With five weeks (and counting) to go to the November midterms, one Senate race that was not supposed to give the Democrats heartburn — the one in Iowa — may suddenly be shifting towards the GOP. A new poll by the Des Moines Register shows state Sen. Joni Ernst, the Republican nominee, with a six-point lead over Democratic Congressman Bruce Braley. Braley had long been considered the favorite to win the seat being vacated by five-term Democrat Tom Harkin, but Ernst is showing huge leads among men, rural voters and independents. Kathie Obradovich, a political columnist at the Register and a co-moderator of last Sunday’s Braley-Ernst debate, offers her analysis and observations.

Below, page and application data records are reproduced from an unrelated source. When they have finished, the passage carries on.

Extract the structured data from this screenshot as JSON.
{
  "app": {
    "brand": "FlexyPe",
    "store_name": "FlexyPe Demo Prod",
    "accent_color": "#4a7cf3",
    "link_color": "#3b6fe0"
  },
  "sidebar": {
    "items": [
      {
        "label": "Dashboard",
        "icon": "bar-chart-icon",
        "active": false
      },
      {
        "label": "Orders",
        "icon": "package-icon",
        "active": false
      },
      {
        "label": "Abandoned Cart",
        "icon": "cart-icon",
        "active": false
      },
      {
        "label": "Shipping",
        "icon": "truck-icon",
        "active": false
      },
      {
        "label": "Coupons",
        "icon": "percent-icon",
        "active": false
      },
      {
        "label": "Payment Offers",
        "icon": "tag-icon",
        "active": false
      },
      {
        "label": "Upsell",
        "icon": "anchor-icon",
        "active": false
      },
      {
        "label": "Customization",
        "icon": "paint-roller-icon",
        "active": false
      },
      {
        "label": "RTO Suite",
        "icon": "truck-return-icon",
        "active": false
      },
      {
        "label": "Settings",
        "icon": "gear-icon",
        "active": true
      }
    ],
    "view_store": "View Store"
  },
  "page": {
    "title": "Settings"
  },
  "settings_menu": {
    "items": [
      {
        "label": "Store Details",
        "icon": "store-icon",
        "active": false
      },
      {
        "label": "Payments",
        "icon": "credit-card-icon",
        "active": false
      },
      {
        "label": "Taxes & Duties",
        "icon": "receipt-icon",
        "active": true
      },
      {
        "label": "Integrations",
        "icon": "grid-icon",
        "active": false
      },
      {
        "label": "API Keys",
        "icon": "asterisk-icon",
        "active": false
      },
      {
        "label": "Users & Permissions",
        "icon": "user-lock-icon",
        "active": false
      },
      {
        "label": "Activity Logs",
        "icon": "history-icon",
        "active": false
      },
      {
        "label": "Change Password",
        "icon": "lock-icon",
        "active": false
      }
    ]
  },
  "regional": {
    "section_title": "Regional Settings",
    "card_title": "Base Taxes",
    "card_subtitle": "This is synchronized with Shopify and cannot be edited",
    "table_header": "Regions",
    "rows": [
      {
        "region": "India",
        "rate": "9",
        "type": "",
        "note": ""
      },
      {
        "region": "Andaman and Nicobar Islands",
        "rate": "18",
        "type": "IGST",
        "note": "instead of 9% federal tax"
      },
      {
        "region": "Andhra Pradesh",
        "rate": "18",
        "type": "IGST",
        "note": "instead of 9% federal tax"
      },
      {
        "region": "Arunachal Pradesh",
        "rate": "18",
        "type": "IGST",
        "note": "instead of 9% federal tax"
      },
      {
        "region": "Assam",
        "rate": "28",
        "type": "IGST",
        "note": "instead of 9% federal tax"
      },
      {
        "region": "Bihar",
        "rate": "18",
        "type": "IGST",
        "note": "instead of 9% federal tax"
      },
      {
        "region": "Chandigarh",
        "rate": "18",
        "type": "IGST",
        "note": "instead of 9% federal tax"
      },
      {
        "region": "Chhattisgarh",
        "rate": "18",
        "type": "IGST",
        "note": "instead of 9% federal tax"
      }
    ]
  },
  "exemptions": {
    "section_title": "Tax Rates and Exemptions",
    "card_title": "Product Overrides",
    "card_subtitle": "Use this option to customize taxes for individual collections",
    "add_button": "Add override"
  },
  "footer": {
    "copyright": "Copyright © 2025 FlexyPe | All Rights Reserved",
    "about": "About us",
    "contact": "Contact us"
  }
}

Another seat held by the Democrats — the 7th Congressional District in California’s Sacramento suburbs — could be in jeopardy as well. Freshman Dem Ami Bera and GOP opponent Doug Ose, a former congressman himself, will square off in their own debate next week. Dave Wasserman of the Cook Political Report looks at the race from a national viewpoint while Chris Cadelago of the Sacramento Bee adds the local angle.
“This week in political history” goes back to October of 1993, when House GOP Minority Leader Bob Michel announced his retirement. Michel was a traditional bipartisan and collegial member of Congress, but when he left his party, under the new leadership of Newt Gingrich, turned more confrontational and ideological. Ray LaHood, the longtime Michel aide who succeeded him in the House and who later served as Obama’s Secretary of Transportation, talks about his former boss.
With members of Congress home campaigning and Washington virtually empty, Catalina Camia of USA Today provides a scorecard for what to expect in President Obama‘s effort to name a successor to Attorney General Eric Holder, who has announced his impending resignation. No nominee has been even mentioned, but already Democrats and Republicans are skirmishing when to hold confirmation hearings — as soon as possible, in the Senate’s lame duck session (as preferred by Dems), or after Jan. 3 (as suggested by GOPers), when the Republican Party is confident they will take over the chamber.
And finally, the death of former Rep. James Traficant has brought back memories of the Ohio Democrat’s interesting wardrobe choice, hair style and colorful antics on the House floor. But he was also convicted of federal corruption charges, expelled from Congress and went to prison. Paul Sracic of Youngstown State University reflects on a most unusual lawmaker.